Open for Business

So that’s humans covered. Where to go next? Facebook is now venturing into their next Messenger-based project: bots. If you haven’t been keeping up, Facebook launched Messenger Platform last month, which holds within it, chatterbots. Luckily, these bots are not machine learning bots, such as the disaster that was Microsoft’s Tay. They do have some humorous replies if provoked but they ultimately steer the conversation back to the subject they’re designed to cater for. Thanks to their highly advanced Send/Receive API, these bots are able to reply with actual structured messages, including links, images, hotel reservations, the weather etc. You may immediately compare this to Apple Siri, Microsoft Cortana, Google Now and Amazon Echo, but what sets bots on Messenger apart is the fact that businesses can develop them, which in turn gives them another way to develop customer service. Simply put, bots could end up changing the world by replacing humans in such job sectors. Without the bespoke customer service integration that Messenger bots provide, the above voice-activated services will most likely not be able to solve business-related queries themselves. Having said that, the way bots behave is very reminiscent of the way Siri does. Maybe they’ll talk to each other one day and we’ll get the best of both.


Customer Service and Added Value

So how can these bots work for brands? Well, eventually, every major company in the world will have an account, which will be a first port of call when contacting their company. The reason this is almost definite is due to Facebook’s already-mammoth-sized network of users.
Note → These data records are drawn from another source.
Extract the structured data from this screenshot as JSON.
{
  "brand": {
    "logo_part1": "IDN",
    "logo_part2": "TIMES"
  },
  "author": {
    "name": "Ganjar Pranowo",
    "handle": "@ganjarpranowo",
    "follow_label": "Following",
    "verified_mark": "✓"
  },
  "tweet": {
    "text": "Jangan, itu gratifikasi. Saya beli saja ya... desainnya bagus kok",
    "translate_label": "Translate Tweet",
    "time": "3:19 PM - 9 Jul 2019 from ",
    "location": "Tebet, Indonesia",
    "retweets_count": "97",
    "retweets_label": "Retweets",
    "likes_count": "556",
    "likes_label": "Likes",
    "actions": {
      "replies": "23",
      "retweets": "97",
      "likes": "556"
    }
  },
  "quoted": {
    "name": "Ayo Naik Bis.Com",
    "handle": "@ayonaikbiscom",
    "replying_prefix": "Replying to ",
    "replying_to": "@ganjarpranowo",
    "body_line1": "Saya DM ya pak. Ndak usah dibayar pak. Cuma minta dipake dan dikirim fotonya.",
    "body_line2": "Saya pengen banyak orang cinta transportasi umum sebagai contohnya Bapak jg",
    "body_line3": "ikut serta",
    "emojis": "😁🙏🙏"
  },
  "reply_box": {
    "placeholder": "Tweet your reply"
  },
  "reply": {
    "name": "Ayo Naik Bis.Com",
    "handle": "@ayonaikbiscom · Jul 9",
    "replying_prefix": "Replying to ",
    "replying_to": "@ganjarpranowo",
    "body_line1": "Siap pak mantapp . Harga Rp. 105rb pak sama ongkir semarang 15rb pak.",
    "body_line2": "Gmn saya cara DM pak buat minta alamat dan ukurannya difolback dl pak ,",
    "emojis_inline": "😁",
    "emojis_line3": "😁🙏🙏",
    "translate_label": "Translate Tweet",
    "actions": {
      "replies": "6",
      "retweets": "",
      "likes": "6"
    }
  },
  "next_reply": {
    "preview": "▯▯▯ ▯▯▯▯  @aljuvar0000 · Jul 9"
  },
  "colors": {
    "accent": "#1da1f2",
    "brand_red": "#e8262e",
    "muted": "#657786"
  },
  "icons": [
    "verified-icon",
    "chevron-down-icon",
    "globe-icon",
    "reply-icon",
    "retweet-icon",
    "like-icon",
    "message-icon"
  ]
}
It doesn’t get any bigger than Facebook when advertising to individual people, so connecting Messenger bots (as customer sales reps, for example) is extremely attractive. Messenger codes, one of many things taken from Snapchat, will also make it easier for businesses to connect with their customers. One industry example is how bots will almost certainly change how banking works for the consumer, replacing an app or web-based system with a dialogue with a machine that is able to understand your every need. The option to send money within Messenger itself is highly likely too, like Snapchat allows. This could also eliminate the hassle of speaking to a bank’s voice recognition system when calling by telephone – no more time (and money) wasted by the dreaded “I didn’t catch that. Please try again.” These voice recognition systems are essentially bots done badly, but they’re based on voice, which is a lot more difficult to translate into zeros and ones. Plus, you cannot autocorrect your voice (yet). I can see this whole system being replaced by bots – it could even connect you to a human advisor with ease, as you’re most likely already using your phone. Even if you’re using the desktop version or Facebook Chat, I’m sure they’ll figure something out. Besides banks, what other markets will benefit from this? Restaurants, travel and possibly supermarkets with online shopping services are big industries for it to thrive. The healthcare industry could also be a large portion – Healthtap have already created their bot, which isn’t surprising considering one of the first ever chatterbots was called DOCTOR and simulated a psychotherapist. In fact, the potential amount of markets are endless for this stream of interaction – just like it is with human customer service.


At the end of the day, customers are moving towards messaging as their preferred choice of customer service. And as generations progress, it will no doubt become the standard – a phone call will most likely be reserved for long, meaningful conversations with friends and family, which in turn will add even more meaning to them. The phone call will no longer be taken for granted, but talking to robots will be.